- _Directions for this task_: In the data below, how many lines contain the string "storage"? Give only the figure.

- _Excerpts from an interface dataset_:
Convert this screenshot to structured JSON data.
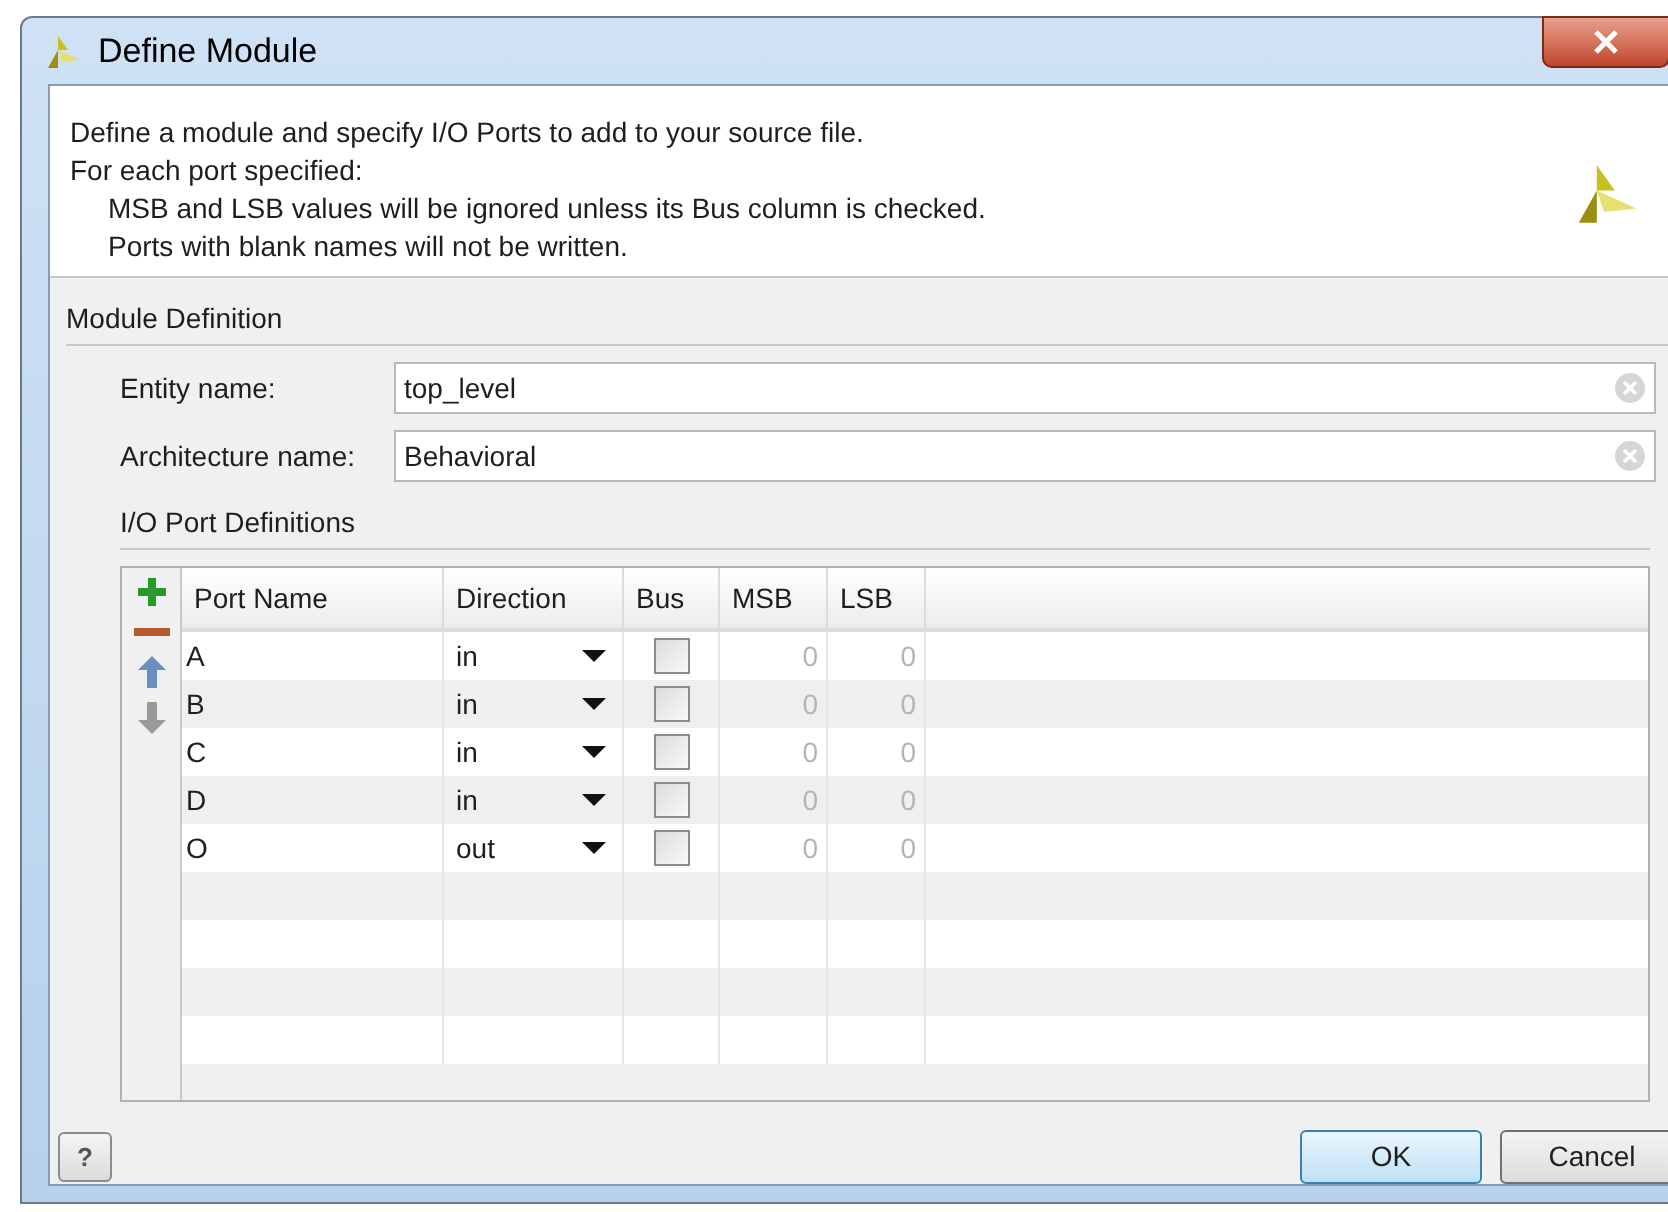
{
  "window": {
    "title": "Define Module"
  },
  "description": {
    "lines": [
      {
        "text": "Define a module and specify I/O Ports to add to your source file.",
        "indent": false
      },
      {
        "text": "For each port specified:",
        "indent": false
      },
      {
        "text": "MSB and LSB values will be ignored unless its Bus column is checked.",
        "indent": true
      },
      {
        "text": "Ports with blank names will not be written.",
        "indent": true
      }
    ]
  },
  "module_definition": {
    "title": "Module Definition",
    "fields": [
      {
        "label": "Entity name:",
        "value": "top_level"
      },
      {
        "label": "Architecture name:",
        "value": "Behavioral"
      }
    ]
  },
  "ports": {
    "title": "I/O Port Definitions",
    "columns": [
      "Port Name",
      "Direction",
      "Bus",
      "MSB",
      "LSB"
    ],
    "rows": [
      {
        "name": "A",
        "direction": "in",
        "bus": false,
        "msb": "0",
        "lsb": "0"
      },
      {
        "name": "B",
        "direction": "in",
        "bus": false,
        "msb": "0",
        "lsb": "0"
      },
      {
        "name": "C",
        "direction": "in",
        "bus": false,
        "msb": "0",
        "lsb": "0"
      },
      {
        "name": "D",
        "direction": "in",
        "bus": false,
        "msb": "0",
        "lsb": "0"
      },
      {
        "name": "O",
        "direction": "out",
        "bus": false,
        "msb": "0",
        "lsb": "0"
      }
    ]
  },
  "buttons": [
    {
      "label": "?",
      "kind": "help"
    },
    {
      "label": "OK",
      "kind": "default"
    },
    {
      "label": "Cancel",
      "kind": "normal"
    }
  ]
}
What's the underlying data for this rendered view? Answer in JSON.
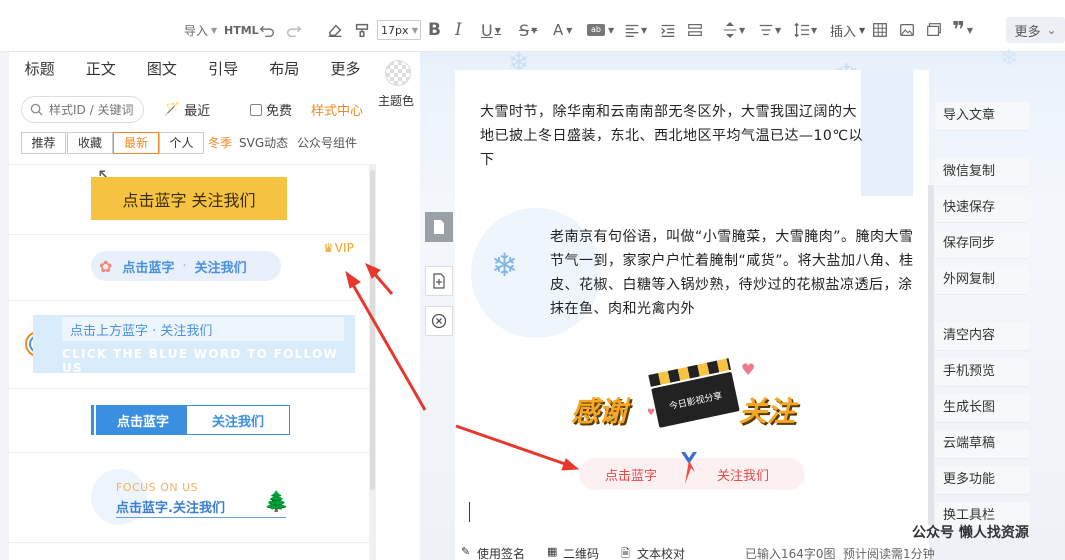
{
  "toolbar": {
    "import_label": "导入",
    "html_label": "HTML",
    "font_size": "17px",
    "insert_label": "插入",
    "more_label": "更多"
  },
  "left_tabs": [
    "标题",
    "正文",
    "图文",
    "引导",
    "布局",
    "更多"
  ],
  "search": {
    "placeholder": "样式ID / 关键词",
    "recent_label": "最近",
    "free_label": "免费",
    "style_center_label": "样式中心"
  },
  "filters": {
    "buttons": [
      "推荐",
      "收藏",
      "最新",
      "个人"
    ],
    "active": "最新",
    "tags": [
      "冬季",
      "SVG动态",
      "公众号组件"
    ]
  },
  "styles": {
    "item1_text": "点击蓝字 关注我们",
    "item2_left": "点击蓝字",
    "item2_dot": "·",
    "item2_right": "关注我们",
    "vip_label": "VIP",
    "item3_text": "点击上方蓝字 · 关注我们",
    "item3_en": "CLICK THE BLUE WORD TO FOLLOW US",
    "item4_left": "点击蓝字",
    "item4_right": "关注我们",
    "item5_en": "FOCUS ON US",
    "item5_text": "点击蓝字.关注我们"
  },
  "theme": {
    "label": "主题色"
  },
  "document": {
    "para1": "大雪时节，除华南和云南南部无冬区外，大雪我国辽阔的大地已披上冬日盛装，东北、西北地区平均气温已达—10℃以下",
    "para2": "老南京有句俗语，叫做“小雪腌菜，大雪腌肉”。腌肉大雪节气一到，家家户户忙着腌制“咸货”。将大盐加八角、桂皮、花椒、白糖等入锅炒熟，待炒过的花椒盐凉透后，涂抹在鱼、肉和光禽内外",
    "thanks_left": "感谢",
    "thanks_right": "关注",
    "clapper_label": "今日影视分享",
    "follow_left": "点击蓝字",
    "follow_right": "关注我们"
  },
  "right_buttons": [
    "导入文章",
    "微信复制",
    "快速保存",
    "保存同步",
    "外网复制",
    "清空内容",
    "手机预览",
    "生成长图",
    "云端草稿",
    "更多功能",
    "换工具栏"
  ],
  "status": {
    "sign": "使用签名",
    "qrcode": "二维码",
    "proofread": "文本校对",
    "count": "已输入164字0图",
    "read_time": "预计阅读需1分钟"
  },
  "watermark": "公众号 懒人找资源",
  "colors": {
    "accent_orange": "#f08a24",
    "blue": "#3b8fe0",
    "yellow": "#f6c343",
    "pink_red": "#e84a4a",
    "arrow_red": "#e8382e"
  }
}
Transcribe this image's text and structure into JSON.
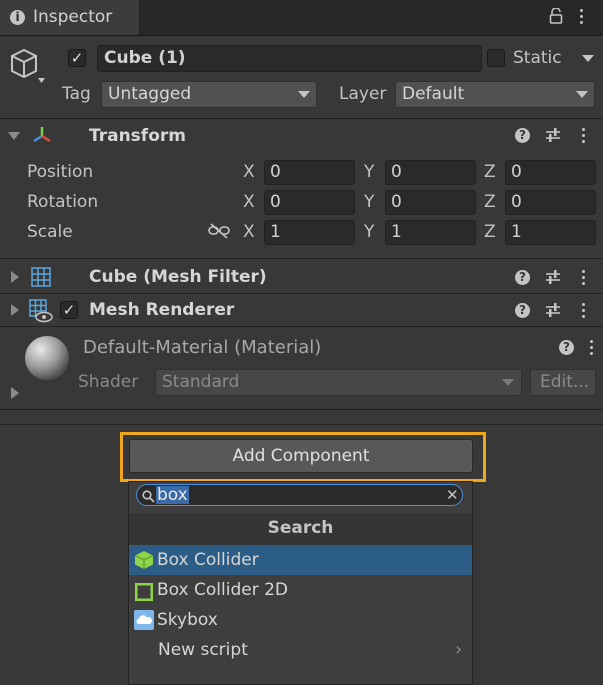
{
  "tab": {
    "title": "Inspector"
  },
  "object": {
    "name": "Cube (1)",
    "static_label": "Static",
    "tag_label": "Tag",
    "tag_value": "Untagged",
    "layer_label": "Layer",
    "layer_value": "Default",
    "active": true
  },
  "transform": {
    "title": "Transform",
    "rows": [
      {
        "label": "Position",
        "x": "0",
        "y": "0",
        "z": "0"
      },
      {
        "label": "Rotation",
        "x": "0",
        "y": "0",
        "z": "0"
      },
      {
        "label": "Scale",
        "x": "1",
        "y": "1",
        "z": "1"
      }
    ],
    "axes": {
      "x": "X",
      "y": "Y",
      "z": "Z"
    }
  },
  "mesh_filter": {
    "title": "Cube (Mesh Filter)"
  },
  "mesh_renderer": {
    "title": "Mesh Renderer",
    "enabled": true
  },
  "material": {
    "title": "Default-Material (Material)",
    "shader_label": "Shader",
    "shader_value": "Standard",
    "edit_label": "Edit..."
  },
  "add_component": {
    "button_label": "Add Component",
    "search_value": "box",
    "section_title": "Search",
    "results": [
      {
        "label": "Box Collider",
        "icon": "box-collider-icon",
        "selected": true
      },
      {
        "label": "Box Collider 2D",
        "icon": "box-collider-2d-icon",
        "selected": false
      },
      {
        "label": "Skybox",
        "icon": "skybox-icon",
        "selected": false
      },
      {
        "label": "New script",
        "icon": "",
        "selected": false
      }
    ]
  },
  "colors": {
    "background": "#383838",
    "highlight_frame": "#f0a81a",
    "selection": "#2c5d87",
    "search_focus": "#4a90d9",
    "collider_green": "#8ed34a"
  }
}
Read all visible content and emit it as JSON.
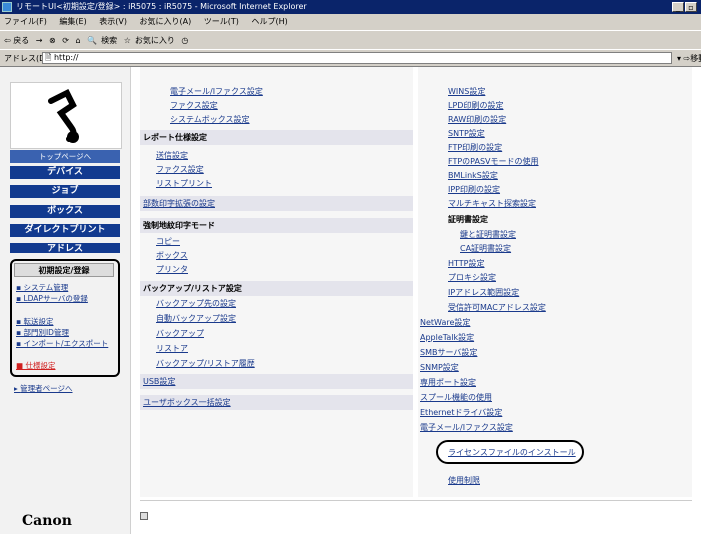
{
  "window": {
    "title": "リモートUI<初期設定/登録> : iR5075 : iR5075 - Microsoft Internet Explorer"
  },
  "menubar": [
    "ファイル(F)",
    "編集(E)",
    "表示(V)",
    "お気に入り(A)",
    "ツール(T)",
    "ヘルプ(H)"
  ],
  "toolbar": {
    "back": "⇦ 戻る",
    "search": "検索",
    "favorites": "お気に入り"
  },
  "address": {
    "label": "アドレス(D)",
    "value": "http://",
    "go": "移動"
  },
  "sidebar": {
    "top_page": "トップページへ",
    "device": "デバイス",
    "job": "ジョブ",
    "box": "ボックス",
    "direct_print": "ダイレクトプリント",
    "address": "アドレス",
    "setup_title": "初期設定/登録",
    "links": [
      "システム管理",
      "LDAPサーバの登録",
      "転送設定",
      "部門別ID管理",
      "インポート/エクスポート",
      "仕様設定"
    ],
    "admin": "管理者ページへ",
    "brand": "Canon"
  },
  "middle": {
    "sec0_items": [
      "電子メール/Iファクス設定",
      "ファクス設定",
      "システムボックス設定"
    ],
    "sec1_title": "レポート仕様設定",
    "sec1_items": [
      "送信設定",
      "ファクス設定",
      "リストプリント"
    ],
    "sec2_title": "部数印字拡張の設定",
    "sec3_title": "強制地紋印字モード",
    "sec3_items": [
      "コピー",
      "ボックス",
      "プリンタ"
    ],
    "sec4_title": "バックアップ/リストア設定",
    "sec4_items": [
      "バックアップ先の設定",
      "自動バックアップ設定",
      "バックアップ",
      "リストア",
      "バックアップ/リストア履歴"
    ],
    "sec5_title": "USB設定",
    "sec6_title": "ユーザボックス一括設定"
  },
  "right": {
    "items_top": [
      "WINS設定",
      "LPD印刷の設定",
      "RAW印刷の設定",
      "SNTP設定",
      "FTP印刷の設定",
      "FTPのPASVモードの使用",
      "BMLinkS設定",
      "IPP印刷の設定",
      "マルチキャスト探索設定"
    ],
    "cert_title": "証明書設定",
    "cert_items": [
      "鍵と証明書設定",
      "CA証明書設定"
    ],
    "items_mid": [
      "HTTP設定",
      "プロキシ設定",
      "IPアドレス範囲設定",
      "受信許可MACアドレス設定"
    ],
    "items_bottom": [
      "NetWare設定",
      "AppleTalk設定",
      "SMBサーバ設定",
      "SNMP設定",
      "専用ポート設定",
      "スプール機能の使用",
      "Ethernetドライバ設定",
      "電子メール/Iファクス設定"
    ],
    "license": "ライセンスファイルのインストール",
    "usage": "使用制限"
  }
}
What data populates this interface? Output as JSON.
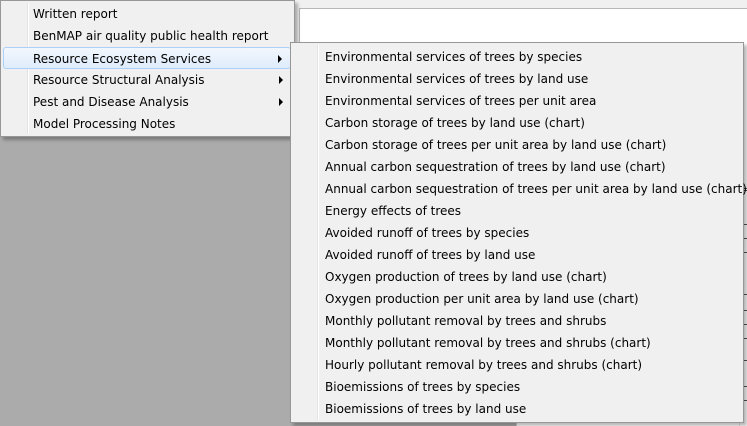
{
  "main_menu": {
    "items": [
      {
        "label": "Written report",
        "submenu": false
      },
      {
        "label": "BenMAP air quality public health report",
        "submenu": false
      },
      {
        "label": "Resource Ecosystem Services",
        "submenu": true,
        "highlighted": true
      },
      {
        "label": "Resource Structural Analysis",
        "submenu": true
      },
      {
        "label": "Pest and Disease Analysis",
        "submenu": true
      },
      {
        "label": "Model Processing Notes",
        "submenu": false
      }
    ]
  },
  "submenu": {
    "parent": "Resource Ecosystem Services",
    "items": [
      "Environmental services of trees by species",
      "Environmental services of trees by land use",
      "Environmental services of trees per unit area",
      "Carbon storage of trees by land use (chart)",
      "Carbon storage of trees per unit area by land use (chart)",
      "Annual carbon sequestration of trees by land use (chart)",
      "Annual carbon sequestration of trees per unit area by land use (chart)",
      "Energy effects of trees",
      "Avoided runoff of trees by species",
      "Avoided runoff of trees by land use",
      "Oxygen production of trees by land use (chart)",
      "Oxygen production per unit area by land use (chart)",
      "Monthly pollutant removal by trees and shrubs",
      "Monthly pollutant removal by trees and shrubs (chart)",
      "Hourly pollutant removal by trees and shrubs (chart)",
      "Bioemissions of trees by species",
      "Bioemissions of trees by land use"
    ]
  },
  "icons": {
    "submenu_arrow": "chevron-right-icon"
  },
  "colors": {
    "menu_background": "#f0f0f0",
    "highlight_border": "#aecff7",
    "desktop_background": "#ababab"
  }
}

- _Reply_: 2